*** Entries supplied ***

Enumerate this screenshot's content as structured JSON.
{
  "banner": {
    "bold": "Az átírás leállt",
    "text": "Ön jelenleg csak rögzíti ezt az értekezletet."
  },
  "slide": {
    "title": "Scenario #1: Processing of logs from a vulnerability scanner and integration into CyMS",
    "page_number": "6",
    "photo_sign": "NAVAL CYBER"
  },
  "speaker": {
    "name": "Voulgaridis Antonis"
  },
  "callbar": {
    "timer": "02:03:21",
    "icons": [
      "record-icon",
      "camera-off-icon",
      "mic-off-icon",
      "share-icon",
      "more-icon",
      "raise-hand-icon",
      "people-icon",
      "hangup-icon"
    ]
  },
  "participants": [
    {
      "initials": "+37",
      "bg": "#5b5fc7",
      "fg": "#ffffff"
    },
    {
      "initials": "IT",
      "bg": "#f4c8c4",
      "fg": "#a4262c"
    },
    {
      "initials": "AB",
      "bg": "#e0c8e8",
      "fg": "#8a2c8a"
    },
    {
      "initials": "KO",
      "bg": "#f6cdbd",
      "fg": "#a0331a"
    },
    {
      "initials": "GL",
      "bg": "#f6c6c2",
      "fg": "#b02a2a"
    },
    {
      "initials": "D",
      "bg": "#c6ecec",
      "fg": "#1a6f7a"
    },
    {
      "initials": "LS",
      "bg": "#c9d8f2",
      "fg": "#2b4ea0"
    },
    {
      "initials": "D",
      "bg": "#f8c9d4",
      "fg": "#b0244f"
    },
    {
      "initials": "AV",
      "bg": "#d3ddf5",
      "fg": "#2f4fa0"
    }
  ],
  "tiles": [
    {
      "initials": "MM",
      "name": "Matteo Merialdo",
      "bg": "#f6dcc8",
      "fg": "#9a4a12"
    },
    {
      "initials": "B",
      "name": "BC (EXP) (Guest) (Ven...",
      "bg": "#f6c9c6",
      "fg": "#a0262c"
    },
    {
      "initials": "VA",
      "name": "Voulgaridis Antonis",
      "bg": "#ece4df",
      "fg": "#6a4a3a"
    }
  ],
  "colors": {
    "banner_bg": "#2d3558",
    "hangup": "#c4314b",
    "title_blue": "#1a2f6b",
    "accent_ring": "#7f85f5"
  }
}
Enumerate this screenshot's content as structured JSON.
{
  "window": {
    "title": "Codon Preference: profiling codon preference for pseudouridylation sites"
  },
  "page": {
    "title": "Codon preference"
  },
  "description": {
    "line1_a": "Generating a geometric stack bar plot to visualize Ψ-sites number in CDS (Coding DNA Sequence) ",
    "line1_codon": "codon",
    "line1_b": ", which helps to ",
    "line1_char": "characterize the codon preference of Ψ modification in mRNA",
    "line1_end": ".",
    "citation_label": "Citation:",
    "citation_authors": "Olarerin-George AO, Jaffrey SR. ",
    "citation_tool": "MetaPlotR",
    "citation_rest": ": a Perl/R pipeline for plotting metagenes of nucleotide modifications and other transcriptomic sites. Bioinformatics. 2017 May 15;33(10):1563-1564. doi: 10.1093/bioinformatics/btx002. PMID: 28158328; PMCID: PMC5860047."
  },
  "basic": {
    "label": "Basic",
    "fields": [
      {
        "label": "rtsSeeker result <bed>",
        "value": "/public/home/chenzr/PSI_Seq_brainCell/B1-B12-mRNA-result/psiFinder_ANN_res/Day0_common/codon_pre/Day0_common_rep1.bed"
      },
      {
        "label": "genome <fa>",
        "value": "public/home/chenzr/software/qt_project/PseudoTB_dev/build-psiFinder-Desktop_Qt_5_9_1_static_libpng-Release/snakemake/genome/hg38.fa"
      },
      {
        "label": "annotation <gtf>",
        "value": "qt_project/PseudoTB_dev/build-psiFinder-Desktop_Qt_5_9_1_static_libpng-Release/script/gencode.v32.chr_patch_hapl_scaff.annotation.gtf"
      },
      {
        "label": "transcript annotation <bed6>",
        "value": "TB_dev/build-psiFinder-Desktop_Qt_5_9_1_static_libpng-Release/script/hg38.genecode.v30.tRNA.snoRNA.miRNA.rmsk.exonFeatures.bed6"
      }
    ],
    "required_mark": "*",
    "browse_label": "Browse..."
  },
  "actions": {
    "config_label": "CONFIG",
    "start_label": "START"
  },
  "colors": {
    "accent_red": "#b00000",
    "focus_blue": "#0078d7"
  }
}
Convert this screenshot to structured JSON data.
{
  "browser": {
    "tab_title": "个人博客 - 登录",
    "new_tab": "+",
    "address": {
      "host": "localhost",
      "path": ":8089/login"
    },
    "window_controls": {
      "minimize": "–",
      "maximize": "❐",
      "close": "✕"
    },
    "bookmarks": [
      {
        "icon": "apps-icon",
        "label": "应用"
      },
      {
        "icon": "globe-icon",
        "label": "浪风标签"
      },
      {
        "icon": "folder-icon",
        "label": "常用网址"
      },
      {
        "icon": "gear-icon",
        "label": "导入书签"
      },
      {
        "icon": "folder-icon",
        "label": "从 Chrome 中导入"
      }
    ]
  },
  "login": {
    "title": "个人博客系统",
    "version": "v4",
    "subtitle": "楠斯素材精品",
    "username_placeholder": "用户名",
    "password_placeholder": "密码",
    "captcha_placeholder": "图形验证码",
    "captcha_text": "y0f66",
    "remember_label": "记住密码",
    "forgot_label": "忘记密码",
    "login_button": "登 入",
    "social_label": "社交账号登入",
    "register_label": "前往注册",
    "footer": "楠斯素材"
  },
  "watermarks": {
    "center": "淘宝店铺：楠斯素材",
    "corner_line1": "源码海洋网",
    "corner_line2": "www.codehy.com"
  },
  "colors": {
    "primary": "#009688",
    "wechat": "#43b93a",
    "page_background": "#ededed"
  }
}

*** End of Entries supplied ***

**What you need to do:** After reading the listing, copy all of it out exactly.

**Answer to the exercise:**
Enumerate this screenshot's content as structured JSON.
{
  "banner": {
    "bold": "Az átírás leállt",
    "text": "Ön jelenleg csak rögzíti ezt az értekezletet."
  },
  "slide": {
    "title": "Scenario #1: Processing of logs from a vulnerability scanner and integration into CyMS",
    "page_number": "6",
    "photo_sign": "NAVAL CYBER"
  },
  "speaker": {
    "name": "Voulgaridis Antonis"
  },
  "callbar": {
    "timer": "02:03:21",
    "icons": [
      "record-icon",
      "camera-off-icon",
      "mic-off-icon",
      "share-icon",
      "more-icon",
      "raise-hand-icon",
      "people-icon",
      "hangup-icon"
    ]
  },
  "participants": [
    {
      "initials": "+37",
      "bg": "#5b5fc7",
      "fg": "#ffffff"
    },
    {
      "initials": "IT",
      "bg": "#f4c8c4",
      "fg": "#a4262c"
    },
    {
      "initials": "AB",
      "bg": "#e0c8e8",
      "fg": "#8a2c8a"
    },
    {
      "initials": "KO",
      "bg": "#f6cdbd",
      "fg": "#a0331a"
    },
    {
      "initials": "GL",
      "bg": "#f6c6c2",
      "fg": "#b02a2a"
    },
    {
      "initials": "D",
      "bg": "#c6ecec",
      "fg": "#1a6f7a"
    },
    {
      "initials": "LS",
      "bg": "#c9d8f2",
      "fg": "#2b4ea0"
    },
    {
      "initials": "D",
      "bg": "#f8c9d4",
      "fg": "#b0244f"
    },
    {
      "initials": "AV",
      "bg": "#d3ddf5",
      "fg": "#2f4fa0"
    }
  ],
  "tiles": [
    {
      "initials": "MM",
      "name": "Matteo Merialdo",
      "bg": "#f6dcc8",
      "fg": "#9a4a12"
    },
    {
      "initials": "B",
      "name": "BC (EXP) (Guest) (Ven...",
      "bg": "#f6c9c6",
      "fg": "#a0262c"
    },
    {
      "initials": "VA",
      "name": "Voulgaridis Antonis",
      "bg": "#ece4df",
      "fg": "#6a4a3a"
    }
  ],
  "colors": {
    "banner_bg": "#2d3558",
    "hangup": "#c4314b",
    "title_blue": "#1a2f6b",
    "accent_ring": "#7f85f5"
  }
}
Enumerate this screenshot's content as structured JSON.
{
  "window": {
    "title": "Codon Preference: profiling codon preference for pseudouridylation sites"
  },
  "page": {
    "title": "Codon preference"
  },
  "description": {
    "line1_a": "Generating a geometric stack bar plot to visualize Ψ-sites number in CDS (Coding DNA Sequence) ",
    "line1_codon": "codon",
    "line1_b": ", which helps to ",
    "line1_char": "characterize the codon preference of Ψ modification in mRNA",
    "line1_end": ".",
    "citation_label": "Citation:",
    "citation_authors": "Olarerin-George AO, Jaffrey SR. ",
    "citation_tool": "MetaPlotR",
    "citation_rest": ": a Perl/R pipeline for plotting metagenes of nucleotide modifications and other transcriptomic sites. Bioinformatics. 2017 May 15;33(10):1563-1564. doi: 10.1093/bioinformatics/btx002. PMID: 28158328; PMCID: PMC5860047."
  },
  "basic": {
    "label": "Basic",
    "fields": [
      {
        "label": "rtsSeeker result <bed>",
        "value": "/public/home/chenzr/PSI_Seq_brainCell/B1-B12-mRNA-result/psiFinder_ANN_res/Day0_common/codon_pre/Day0_common_rep1.bed"
      },
      {
        "label": "genome <fa>",
        "value": "public/home/chenzr/software/qt_project/PseudoTB_dev/build-psiFinder-Desktop_Qt_5_9_1_static_libpng-Release/snakemake/genome/hg38.fa"
      },
      {
        "label": "annotation <gtf>",
        "value": "qt_project/PseudoTB_dev/build-psiFinder-Desktop_Qt_5_9_1_static_libpng-Release/script/gencode.v32.chr_patch_hapl_scaff.annotation.gtf"
      },
      {
        "label": "transcript annotation <bed6>",
        "value": "TB_dev/build-psiFinder-Desktop_Qt_5_9_1_static_libpng-Release/script/hg38.genecode.v30.tRNA.snoRNA.miRNA.rmsk.exonFeatures.bed6"
      }
    ],
    "required_mark": "*",
    "browse_label": "Browse..."
  },
  "actions": {
    "config_label": "CONFIG",
    "start_label": "START"
  },
  "colors": {
    "accent_red": "#b00000",
    "focus_blue": "#0078d7"
  }
}
Convert this screenshot to structured JSON data.
{
  "browser": {
    "tab_title": "个人博客 - 登录",
    "new_tab": "+",
    "address": {
      "host": "localhost",
      "path": ":8089/login"
    },
    "window_controls": {
      "minimize": "–",
      "maximize": "❐",
      "close": "✕"
    },
    "bookmarks": [
      {
        "icon": "apps-icon",
        "label": "应用"
      },
      {
        "icon": "globe-icon",
        "label": "浪风标签"
      },
      {
        "icon": "folder-icon",
        "label": "常用网址"
      },
      {
        "icon": "gear-icon",
        "label": "导入书签"
      },
      {
        "icon": "folder-icon",
        "label": "从 Chrome 中导入"
      }
    ]
  },
  "login": {
    "title": "个人博客系统",
    "version": "v4",
    "subtitle": "楠斯素材精品",
    "username_placeholder": "用户名",
    "password_placeholder": "密码",
    "captcha_placeholder": "图形验证码",
    "captcha_text": "y0f66",
    "remember_label": "记住密码",
    "forgot_label": "忘记密码",
    "login_button": "登 入",
    "social_label": "社交账号登入",
    "register_label": "前往注册",
    "footer": "楠斯素材"
  },
  "watermarks": {
    "center": "淘宝店铺：楠斯素材",
    "corner_line1": "源码海洋网",
    "corner_line2": "www.codehy.com"
  },
  "colors": {
    "primary": "#009688",
    "wechat": "#43b93a",
    "page_background": "#ededed"
  }
}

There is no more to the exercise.